Utah has the highest percentage in the country of children growing up in married-couple households, as opposed to single-parent households — with only 19% of children residing in a single-parent home, according to 2019 census data. Single-parent households are at risk of poverty when considering median household income.
The cultural values placed on marriage and family have provided a "huge advantage" when weighing poverty numbers, Weinstein said. Utah ranked 11th overall for median household income in 2021, a ranking he attributes largely to dual-income households.
"Considering that we're not a high-wage state, our median hourly wages are below the national average ... that wonderful Beehive work ethic combines with our strong commitment to marriage and family to give us these tremendous cultural advantages when it comes to poverty and child poverty and our overall level of household income," said Weinstein.

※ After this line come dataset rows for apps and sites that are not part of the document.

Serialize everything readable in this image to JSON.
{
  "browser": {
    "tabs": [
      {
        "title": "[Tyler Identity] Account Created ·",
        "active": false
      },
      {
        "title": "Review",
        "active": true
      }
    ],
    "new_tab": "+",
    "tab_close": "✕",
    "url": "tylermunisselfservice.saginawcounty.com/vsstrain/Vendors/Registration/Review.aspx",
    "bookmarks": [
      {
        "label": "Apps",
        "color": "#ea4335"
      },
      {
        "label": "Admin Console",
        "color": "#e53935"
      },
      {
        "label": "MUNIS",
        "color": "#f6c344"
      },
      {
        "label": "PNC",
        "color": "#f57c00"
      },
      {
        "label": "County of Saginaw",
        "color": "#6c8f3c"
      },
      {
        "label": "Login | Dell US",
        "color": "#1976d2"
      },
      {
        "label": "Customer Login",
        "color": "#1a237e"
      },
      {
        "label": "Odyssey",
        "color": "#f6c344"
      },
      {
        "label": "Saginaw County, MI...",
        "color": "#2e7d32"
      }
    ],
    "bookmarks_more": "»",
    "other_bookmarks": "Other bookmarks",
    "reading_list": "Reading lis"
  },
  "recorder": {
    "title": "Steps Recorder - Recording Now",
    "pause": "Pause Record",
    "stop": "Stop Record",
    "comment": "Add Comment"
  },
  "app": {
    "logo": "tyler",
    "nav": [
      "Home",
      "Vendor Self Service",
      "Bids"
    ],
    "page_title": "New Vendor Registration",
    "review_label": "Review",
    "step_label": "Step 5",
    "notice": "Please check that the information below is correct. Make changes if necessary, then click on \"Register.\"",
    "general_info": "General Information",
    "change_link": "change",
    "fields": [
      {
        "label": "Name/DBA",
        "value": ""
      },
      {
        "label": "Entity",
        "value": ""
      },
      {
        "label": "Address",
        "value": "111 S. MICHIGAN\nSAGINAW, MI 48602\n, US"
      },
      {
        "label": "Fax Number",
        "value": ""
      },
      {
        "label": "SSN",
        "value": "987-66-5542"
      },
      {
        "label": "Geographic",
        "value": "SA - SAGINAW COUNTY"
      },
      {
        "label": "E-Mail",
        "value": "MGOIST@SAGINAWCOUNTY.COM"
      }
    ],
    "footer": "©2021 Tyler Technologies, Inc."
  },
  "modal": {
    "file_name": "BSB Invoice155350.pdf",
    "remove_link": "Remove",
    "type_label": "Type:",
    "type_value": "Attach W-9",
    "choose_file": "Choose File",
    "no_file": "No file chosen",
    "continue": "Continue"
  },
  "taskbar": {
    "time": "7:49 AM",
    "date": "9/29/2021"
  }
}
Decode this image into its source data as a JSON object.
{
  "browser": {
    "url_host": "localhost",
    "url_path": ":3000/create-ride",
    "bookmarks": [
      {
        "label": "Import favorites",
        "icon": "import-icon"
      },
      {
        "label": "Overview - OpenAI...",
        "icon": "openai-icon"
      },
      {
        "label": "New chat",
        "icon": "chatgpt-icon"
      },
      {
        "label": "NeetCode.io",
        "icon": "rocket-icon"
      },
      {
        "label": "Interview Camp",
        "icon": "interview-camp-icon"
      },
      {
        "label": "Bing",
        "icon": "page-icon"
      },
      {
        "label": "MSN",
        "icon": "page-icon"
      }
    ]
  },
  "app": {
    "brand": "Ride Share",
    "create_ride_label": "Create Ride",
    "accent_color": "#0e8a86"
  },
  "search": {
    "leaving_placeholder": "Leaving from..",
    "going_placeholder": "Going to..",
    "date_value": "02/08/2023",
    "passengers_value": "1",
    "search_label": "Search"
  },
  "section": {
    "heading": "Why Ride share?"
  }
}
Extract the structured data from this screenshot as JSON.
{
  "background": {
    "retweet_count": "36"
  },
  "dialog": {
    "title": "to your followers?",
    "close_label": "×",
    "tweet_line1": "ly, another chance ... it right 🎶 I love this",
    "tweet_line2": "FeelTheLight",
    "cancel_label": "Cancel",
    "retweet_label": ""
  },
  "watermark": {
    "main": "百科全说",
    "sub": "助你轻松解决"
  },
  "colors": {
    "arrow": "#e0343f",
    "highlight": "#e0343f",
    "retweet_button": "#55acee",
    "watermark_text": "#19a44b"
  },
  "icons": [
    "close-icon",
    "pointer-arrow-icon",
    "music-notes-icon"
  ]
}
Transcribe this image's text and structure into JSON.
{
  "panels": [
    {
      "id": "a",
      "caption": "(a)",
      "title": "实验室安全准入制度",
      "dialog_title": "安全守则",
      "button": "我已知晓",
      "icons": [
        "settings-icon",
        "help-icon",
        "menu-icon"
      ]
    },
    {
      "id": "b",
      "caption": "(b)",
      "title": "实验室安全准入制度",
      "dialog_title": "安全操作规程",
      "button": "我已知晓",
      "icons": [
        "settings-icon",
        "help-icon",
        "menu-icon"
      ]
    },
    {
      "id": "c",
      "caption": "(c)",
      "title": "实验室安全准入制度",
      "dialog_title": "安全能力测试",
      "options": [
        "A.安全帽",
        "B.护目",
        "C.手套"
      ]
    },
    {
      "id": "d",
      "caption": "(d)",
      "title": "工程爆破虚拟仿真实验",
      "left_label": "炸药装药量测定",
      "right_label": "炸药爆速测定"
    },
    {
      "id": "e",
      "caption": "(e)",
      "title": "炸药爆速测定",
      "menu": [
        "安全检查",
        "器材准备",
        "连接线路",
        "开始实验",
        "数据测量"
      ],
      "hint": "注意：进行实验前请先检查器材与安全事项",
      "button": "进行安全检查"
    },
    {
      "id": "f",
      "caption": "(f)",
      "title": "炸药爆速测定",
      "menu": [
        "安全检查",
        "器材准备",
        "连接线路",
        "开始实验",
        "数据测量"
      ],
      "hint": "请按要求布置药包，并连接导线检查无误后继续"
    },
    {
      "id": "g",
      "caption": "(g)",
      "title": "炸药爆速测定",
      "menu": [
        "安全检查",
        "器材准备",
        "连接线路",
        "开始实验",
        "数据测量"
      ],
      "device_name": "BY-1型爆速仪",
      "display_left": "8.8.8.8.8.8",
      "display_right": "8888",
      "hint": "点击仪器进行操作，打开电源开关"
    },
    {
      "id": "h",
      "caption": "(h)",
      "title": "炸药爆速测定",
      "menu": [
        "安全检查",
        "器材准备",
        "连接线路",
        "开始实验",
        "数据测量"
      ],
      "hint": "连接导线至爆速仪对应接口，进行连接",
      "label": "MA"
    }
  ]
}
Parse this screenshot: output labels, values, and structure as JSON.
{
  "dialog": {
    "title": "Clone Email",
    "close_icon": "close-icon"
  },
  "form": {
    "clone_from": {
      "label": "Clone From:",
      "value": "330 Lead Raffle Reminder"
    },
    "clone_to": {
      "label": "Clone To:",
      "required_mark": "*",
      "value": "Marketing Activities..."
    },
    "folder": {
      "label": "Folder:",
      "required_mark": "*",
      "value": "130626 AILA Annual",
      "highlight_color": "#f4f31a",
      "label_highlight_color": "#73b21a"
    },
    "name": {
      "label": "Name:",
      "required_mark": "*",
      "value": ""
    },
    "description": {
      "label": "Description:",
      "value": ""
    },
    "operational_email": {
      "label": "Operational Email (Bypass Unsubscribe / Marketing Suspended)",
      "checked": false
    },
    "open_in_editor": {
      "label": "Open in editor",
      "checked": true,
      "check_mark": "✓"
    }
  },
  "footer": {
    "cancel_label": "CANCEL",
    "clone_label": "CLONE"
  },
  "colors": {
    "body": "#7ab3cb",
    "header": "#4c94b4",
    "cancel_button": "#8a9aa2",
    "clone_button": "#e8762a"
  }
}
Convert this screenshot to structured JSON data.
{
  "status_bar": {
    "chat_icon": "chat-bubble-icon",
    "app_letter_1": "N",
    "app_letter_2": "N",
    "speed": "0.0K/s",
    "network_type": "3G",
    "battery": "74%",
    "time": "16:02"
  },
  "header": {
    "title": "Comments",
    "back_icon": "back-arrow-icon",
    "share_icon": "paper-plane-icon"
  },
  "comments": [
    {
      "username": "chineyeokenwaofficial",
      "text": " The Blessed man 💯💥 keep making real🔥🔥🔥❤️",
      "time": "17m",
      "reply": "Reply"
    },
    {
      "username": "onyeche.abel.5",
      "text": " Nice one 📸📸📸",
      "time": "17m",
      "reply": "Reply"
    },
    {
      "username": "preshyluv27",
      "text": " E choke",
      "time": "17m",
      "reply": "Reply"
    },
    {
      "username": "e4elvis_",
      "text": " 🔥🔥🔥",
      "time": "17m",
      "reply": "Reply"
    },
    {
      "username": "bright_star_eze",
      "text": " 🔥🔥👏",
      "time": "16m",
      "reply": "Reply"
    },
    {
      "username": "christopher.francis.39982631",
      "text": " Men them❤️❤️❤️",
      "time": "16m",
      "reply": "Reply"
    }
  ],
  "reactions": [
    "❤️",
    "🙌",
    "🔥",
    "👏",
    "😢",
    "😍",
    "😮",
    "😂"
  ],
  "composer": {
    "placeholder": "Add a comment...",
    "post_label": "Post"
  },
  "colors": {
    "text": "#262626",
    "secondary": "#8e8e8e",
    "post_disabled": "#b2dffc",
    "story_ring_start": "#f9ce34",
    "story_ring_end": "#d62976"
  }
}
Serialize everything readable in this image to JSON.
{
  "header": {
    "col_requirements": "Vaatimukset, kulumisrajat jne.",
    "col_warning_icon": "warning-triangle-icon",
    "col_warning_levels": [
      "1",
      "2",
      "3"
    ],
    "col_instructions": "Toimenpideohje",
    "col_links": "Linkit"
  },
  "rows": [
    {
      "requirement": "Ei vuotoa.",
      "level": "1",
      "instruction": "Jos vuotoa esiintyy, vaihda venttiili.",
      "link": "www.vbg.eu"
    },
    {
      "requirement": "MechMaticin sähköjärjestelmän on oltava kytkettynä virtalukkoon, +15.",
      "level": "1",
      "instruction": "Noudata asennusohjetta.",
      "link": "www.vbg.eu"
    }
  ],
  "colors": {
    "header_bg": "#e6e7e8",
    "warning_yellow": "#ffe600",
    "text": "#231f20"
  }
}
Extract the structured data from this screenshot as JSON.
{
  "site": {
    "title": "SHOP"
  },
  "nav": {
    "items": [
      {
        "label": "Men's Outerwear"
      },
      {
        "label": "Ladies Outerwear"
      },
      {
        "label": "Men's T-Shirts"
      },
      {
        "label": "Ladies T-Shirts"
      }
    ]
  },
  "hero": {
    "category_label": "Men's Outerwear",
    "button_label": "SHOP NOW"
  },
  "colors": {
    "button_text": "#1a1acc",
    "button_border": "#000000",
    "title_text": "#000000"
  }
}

While Utah has triumphed in many ways on behalf of its children — there are still some strides to be made.
The American Community Survey revealed that 84% percent of Utah's low-income children who qualified for Medicaid in 2021 were not enrolled — the highest rate in the country of the 36 states to expand Medicaid.
While the number of those enrolled in Medicaid grew in January 2022, that number will not likely last. The rise in enrollment is largely attributed to the COVID-19 pandemic and the declaration of a public health emergency. Congress increased funding for Medicaid and passed laws to keep individuals from losing Medicaid coverage during the national health emergency.
The changes also were reflected nationally with the uninsured rate among children decreasing 0.6 percentage points to 5.0% between 2020 and 2021, likely driven by the increase in access to the programs.
Now as President Joe Biden has declared the "pandemic over," the public health emergency is due to expire, leaving Utah children vulnerable.
"When the (public health emergency) ends, that's when I think we will we will see some real shifts, and that is something that keeps me up at night — is what will be the impact?" said Jessie Mandle, deputy director and senior health policy analyst with Voices for Utah Children.
While Mandle considers providing insurance for every child statewide as "the right thing to do for our kids" it is also cost-effective, she argued.
"Without that basic foundation of health insurance, they really are already at a disadvantage. We're already creating more barriers for kids to be able to thrive," said Mandle. "Health insurance is so critical for kids and to be able to not only be helping in the short term but also for their long-term health and as well as their actual academic success and even their economic outcomes later in life.
"Our state and local governments are spending almost $9 million every year in pediatric uncompensated care and that is more than it would cost than the bill to cover all kids," she said. "It's so critical that we meet this moment. I really just, this is my hope is that our state leaders will see that."